I'm currently developing an android bank client app. Obviously security is key here. The app sends requests over HTTPS TLSv1.2 to my java server.
What I currently have in mind
The app asks for user's username and password and sends these in plain text over HTTPS TLSv1.2
The password is hashed with bcrypt and if credentials match, an access and refresh token is generated. The refresh token is stored in the database along with the user's UUID. The access token and refresh token is then sent back to the app. The app stores these tokens in
SharedPreferences(PRIVATE_MODE) The user is supposed to not have to re-enter their credentials if the app is opened again later and the refresh token is still non-expired.
After successfully logging in, a
PinCodeActivity is started which asks for the user's 5-digit pin code. The
PinCodeActivity is always started when the app is opened and the user is still logged in. The entered pincode is also sent to the server in plain text. The pincode is then hashed and matched with the pincode in the database for the user corresponding with the access token which is also sent in this request to authenticate the pincode. If it matches, the server sends an OK response and the pincode is stored in memory on the app to be sent alongside every request to the server. When the app is closed this pincode is removed from memory.
What I'm not sure about
If the credentials and pincode is sent in plain text, could they not be intercepted by a Man In The Middle Attack? If so, if I would hash them on the app, would this not have the exact same implications? In that case an attacker could just send the intercepted hashes and login/attack with those hashes. I'm really no where near a security expert so please let me know if I got anything wrong or if there's something I should know.

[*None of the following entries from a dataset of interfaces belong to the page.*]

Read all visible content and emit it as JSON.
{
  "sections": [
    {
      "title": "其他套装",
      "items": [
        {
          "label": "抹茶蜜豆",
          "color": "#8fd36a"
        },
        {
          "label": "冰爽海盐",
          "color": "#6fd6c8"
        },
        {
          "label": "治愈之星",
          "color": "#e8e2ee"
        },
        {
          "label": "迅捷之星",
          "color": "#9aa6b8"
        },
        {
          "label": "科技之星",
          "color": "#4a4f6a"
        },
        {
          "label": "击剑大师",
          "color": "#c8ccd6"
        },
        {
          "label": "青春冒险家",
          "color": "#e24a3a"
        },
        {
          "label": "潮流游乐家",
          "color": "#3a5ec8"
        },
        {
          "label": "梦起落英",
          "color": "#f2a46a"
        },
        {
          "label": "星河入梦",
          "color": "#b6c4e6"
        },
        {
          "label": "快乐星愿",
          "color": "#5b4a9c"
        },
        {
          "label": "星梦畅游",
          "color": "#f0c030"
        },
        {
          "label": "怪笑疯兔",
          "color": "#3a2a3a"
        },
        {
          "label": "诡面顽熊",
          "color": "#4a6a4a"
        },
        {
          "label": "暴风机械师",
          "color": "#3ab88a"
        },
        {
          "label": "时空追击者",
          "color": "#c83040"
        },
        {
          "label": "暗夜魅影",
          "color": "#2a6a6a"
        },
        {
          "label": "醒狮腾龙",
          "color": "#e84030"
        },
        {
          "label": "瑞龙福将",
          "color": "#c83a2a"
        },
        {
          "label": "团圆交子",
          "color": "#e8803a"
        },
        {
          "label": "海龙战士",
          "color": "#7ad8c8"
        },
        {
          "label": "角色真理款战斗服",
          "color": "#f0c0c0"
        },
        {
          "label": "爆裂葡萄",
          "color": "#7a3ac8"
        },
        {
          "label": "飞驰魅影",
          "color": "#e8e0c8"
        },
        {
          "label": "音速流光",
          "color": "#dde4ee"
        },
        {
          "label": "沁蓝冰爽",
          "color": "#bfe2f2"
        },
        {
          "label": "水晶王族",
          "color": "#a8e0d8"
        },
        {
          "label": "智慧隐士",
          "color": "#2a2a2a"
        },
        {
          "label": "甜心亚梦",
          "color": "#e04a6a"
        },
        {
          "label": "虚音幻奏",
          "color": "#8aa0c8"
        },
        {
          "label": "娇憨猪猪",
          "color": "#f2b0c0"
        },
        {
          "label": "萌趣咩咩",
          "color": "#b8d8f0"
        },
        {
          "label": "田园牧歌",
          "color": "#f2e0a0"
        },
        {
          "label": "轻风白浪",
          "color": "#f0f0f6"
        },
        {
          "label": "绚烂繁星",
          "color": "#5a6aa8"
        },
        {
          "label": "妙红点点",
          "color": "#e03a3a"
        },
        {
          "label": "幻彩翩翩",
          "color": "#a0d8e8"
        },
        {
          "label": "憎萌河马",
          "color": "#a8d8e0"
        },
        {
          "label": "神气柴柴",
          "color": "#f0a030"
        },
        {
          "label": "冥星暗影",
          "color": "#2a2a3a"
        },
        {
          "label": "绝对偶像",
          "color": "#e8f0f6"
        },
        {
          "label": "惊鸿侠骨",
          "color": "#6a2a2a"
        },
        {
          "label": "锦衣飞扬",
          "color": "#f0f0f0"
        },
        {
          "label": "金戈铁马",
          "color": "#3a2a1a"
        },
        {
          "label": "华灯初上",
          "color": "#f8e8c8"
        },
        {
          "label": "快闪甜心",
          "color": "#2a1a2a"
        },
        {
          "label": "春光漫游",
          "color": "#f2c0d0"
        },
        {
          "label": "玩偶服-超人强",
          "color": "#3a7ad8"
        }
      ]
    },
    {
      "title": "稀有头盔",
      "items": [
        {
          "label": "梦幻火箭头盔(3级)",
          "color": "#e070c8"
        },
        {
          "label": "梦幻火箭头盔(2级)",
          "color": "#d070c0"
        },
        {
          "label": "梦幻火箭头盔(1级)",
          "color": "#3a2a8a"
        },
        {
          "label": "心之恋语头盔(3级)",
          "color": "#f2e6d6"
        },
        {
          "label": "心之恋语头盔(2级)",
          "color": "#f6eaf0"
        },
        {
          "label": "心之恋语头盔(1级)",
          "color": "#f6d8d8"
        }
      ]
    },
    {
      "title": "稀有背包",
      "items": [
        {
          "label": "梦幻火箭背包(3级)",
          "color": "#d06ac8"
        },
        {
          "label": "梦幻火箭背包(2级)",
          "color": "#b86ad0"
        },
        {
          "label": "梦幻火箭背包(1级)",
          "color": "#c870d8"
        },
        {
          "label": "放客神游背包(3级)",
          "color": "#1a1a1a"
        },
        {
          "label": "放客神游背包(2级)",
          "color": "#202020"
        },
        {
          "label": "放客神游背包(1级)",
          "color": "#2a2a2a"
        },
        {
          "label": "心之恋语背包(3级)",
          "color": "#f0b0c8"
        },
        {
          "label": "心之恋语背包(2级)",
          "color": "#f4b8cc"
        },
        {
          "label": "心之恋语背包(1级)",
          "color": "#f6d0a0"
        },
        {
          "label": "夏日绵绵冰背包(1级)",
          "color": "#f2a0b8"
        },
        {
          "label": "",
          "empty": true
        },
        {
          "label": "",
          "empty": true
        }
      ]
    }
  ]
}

Basically what I want to know is if the implementation I proposed is a secure method for a bank client app. And if not, how could I make this more secure?